*Provided records*:
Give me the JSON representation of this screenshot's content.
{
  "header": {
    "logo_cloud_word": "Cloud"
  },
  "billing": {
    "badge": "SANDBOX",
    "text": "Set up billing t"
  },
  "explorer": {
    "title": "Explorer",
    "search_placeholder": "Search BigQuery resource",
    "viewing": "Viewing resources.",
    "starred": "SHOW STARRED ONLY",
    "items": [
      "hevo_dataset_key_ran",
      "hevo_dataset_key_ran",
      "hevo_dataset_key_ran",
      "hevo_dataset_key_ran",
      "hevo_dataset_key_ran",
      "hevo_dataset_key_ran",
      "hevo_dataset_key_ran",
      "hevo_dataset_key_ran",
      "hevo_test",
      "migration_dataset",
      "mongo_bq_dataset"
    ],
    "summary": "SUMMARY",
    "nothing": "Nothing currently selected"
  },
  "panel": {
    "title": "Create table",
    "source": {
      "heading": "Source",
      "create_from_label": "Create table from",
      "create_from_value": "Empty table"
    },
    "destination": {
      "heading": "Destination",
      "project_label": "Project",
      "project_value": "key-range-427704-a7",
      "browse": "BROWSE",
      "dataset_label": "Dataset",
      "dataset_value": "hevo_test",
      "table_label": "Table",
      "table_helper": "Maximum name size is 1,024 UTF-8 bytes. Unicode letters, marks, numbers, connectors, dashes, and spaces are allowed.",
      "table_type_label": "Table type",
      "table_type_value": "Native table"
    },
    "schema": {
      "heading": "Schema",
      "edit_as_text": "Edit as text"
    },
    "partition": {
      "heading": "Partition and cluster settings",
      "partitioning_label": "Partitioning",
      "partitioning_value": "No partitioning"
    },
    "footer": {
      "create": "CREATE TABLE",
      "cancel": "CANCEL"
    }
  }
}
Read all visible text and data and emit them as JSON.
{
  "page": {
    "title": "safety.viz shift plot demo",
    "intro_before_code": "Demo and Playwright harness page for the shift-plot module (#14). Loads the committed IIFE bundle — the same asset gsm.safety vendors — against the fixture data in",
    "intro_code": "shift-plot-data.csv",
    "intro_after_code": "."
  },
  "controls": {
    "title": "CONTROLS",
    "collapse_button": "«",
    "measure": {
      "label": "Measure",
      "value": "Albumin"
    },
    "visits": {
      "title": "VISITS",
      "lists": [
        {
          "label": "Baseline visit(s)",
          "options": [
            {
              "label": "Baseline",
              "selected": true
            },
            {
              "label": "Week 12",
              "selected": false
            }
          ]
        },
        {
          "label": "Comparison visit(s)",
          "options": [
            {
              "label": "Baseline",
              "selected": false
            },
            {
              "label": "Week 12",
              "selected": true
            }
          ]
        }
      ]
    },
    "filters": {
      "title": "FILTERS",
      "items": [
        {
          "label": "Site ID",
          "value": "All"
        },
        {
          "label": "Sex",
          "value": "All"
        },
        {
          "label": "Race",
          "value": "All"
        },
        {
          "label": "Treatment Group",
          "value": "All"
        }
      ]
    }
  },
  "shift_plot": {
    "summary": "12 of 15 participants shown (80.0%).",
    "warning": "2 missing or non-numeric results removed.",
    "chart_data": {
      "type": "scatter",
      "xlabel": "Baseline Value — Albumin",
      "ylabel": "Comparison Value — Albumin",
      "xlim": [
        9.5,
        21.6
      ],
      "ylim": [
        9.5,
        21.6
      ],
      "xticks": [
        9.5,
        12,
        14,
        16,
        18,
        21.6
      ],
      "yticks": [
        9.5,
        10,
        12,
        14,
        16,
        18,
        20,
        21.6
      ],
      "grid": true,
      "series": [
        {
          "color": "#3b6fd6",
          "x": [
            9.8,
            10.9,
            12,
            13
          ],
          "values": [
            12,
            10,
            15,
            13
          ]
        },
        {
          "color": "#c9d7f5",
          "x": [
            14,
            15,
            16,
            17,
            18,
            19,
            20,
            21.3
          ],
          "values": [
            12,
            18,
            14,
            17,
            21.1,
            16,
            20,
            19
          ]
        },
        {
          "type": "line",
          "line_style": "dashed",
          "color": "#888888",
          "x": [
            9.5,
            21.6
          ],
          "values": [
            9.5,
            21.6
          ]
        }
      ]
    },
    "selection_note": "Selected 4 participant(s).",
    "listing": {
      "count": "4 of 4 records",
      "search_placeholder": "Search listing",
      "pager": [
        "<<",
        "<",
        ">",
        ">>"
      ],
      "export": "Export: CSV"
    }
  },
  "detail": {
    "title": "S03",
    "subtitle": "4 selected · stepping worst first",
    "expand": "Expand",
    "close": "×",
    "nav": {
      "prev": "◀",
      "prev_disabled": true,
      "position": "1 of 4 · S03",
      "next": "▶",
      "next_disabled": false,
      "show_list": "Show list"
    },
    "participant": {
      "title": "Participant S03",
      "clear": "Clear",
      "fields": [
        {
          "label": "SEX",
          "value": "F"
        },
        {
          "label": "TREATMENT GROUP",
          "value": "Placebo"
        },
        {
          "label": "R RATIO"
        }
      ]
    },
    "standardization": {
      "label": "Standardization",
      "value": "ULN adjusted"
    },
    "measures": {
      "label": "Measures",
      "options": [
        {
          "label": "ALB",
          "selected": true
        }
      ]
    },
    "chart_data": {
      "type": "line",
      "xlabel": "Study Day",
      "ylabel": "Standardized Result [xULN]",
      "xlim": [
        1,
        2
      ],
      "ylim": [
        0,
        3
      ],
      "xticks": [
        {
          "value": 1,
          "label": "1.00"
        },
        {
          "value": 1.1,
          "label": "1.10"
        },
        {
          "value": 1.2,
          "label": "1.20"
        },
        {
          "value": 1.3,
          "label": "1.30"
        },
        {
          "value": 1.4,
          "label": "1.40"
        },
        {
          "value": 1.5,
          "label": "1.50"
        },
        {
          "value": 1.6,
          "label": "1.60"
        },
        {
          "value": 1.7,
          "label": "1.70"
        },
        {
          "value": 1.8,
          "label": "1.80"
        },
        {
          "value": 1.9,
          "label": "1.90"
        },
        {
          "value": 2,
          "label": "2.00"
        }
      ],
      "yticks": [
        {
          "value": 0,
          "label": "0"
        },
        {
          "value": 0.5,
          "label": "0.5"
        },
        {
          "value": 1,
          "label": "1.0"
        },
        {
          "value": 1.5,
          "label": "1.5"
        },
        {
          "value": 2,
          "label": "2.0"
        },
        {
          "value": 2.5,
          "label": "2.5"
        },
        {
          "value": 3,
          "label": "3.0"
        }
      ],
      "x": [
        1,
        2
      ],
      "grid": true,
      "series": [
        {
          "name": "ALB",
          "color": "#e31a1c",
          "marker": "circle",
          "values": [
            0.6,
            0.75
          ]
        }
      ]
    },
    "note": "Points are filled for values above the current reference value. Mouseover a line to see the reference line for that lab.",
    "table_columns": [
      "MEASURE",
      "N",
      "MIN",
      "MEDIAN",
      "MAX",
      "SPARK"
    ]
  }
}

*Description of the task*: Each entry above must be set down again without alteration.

*Task output*:
Give me the JSON representation of this screenshot's content.
{
  "header": {
    "logo_cloud_word": "Cloud"
  },
  "billing": {
    "badge": "SANDBOX",
    "text": "Set up billing t"
  },
  "explorer": {
    "title": "Explorer",
    "search_placeholder": "Search BigQuery resource",
    "viewing": "Viewing resources.",
    "starred": "SHOW STARRED ONLY",
    "items": [
      "hevo_dataset_key_ran",
      "hevo_dataset_key_ran",
      "hevo_dataset_key_ran",
      "hevo_dataset_key_ran",
      "hevo_dataset_key_ran",
      "hevo_dataset_key_ran",
      "hevo_dataset_key_ran",
      "hevo_dataset_key_ran",
      "hevo_test",
      "migration_dataset",
      "mongo_bq_dataset"
    ],
    "summary": "SUMMARY",
    "nothing": "Nothing currently selected"
  },
  "panel": {
    "title": "Create table",
    "source": {
      "heading": "Source",
      "create_from_label": "Create table from",
      "create_from_value": "Empty table"
    },
    "destination": {
      "heading": "Destination",
      "project_label": "Project",
      "project_value": "key-range-427704-a7",
      "browse": "BROWSE",
      "dataset_label": "Dataset",
      "dataset_value": "hevo_test",
      "table_label": "Table",
      "table_helper": "Maximum name size is 1,024 UTF-8 bytes. Unicode letters, marks, numbers, connectors, dashes, and spaces are allowed.",
      "table_type_label": "Table type",
      "table_type_value": "Native table"
    },
    "schema": {
      "heading": "Schema",
      "edit_as_text": "Edit as text"
    },
    "partition": {
      "heading": "Partition and cluster settings",
      "partitioning_label": "Partitioning",
      "partitioning_value": "No partitioning"
    },
    "footer": {
      "create": "CREATE TABLE",
      "cancel": "CANCEL"
    }
  }
}
Read all visible text and data and emit them as JSON.
{
  "page": {
    "title": "safety.viz shift plot demo",
    "intro_before_code": "Demo and Playwright harness page for the shift-plot module (#14). Loads the committed IIFE bundle — the same asset gsm.safety vendors — against the fixture data in",
    "intro_code": "shift-plot-data.csv",
    "intro_after_code": "."
  },
  "controls": {
    "title": "CONTROLS",
    "collapse_button": "«",
    "measure": {
      "label": "Measure",
      "value": "Albumin"
    },
    "visits": {
      "title": "VISITS",
      "lists": [
        {
          "label": "Baseline visit(s)",
          "options": [
            {
              "label": "Baseline",
              "selected": true
            },
            {
              "label": "Week 12",
              "selected": false
            }
          ]
        },
        {
          "label": "Comparison visit(s)",
          "options": [
            {
              "label": "Baseline",
              "selected": false
            },
            {
              "label": "Week 12",
              "selected": true
            }
          ]
        }
      ]
    },
    "filters": {
      "title": "FILTERS",
      "items": [
        {
          "label": "Site ID",
          "value": "All"
        },
        {
          "label": "Sex",
          "value": "All"
        },
        {
          "label": "Race",
          "value": "All"
        },
        {
          "label": "Treatment Group",
          "value": "All"
        }
      ]
    }
  },
  "shift_plot": {
    "summary": "12 of 15 participants shown (80.0%).",
    "warning": "2 missing or non-numeric results removed.",
    "chart_data": {
      "type": "scatter",
      "xlabel": "Baseline Value — Albumin",
      "ylabel": "Comparison Value — Albumin",
      "xlim": [
        9.5,
        21.6
      ],
      "ylim": [
        9.5,
        21.6
      ],
      "xticks": [
        9.5,
        12,
        14,
        16,
        18,
        21.6
      ],
      "yticks": [
        9.5,
        10,
        12,
        14,
        16,
        18,
        20,
        21.6
      ],
      "grid": true,
      "series": [
        {
          "color": "#3b6fd6",
          "x": [
            9.8,
            10.9,
            12,
            13
          ],
          "values": [
            12,
            10,
            15,
            13
          ]
        },
        {
          "color": "#c9d7f5",
          "x": [
            14,
            15,
            16,
            17,
            18,
            19,
            20,
            21.3
          ],
          "values": [
            12,
            18,
            14,
            17,
            21.1,
            16,
            20,
            19
          ]
        },
        {
          "type": "line",
          "line_style": "dashed",
          "color": "#888888",
          "x": [
            9.5,
            21.6
          ],
          "values": [
            9.5,
            21.6
          ]
        }
      ]
    },
    "selection_note": "Selected 4 participant(s).",
    "listing": {
      "count": "4 of 4 records",
      "search_placeholder": "Search listing",
      "pager": [
        "<<",
        "<",
        ">",
        ">>"
      ],
      "export": "Export: CSV"
    }
  },
  "detail": {
    "title": "S03",
    "subtitle": "4 selected · stepping worst first",
    "expand": "Expand",
    "close": "×",
    "nav": {
      "prev": "◀",
      "prev_disabled": true,
      "position": "1 of 4 · S03",
      "next": "▶",
      "next_disabled": false,
      "show_list": "Show list"
    },
    "participant": {
      "title": "Participant S03",
      "clear": "Clear",
      "fields": [
        {
          "label": "SEX",
          "value": "F"
        },
        {
          "label": "TREATMENT GROUP",
          "value": "Placebo"
        },
        {
          "label": "R RATIO"
        }
      ]
    },
    "standardization": {
      "label": "Standardization",
      "value": "ULN adjusted"
    },
    "measures": {
      "label": "Measures",
      "options": [
        {
          "label": "ALB",
          "selected": true
        }
      ]
    },
    "chart_data": {
      "type": "line",
      "xlabel": "Study Day",
      "ylabel": "Standardized Result [xULN]",
      "xlim": [
        1,
        2
      ],
      "ylim": [
        0,
        3
      ],
      "xticks": [
        {
          "value": 1,
          "label": "1.00"
        },
        {
          "value": 1.1,
          "label": "1.10"
        },
        {
          "value": 1.2,
          "label": "1.20"
        },
        {
          "value": 1.3,
          "label": "1.30"
        },
        {
          "value": 1.4,
          "label": "1.40"
        },
        {
          "value": 1.5,
          "label": "1.50"
        },
        {
          "value": 1.6,
          "label": "1.60"
        },
        {
          "value": 1.7,
          "label": "1.70"
        },
        {
          "value": 1.8,
          "label": "1.80"
        },
        {
          "value": 1.9,
          "label": "1.90"
        },
        {
          "value": 2,
          "label": "2.00"
        }
      ],
      "yticks": [
        {
          "value": 0,
          "label": "0"
        },
        {
          "value": 0.5,
          "label": "0.5"
        },
        {
          "value": 1,
          "label": "1.0"
        },
        {
          "value": 1.5,
          "label": "1.5"
        },
        {
          "value": 2,
          "label": "2.0"
        },
        {
          "value": 2.5,
          "label": "2.5"
        },
        {
          "value": 3,
          "label": "3.0"
        }
      ],
      "x": [
        1,
        2
      ],
      "grid": true,
      "series": [
        {
          "name": "ALB",
          "color": "#e31a1c",
          "marker": "circle",
          "values": [
            0.6,
            0.75
          ]
        }
      ]
    },
    "note": "Points are filled for values above the current reference value. Mouseover a line to see the reference line for that lab.",
    "table_columns": [
      "MEASURE",
      "N",
      "MIN",
      "MEDIAN",
      "MAX",
      "SPARK"
    ]
  }
}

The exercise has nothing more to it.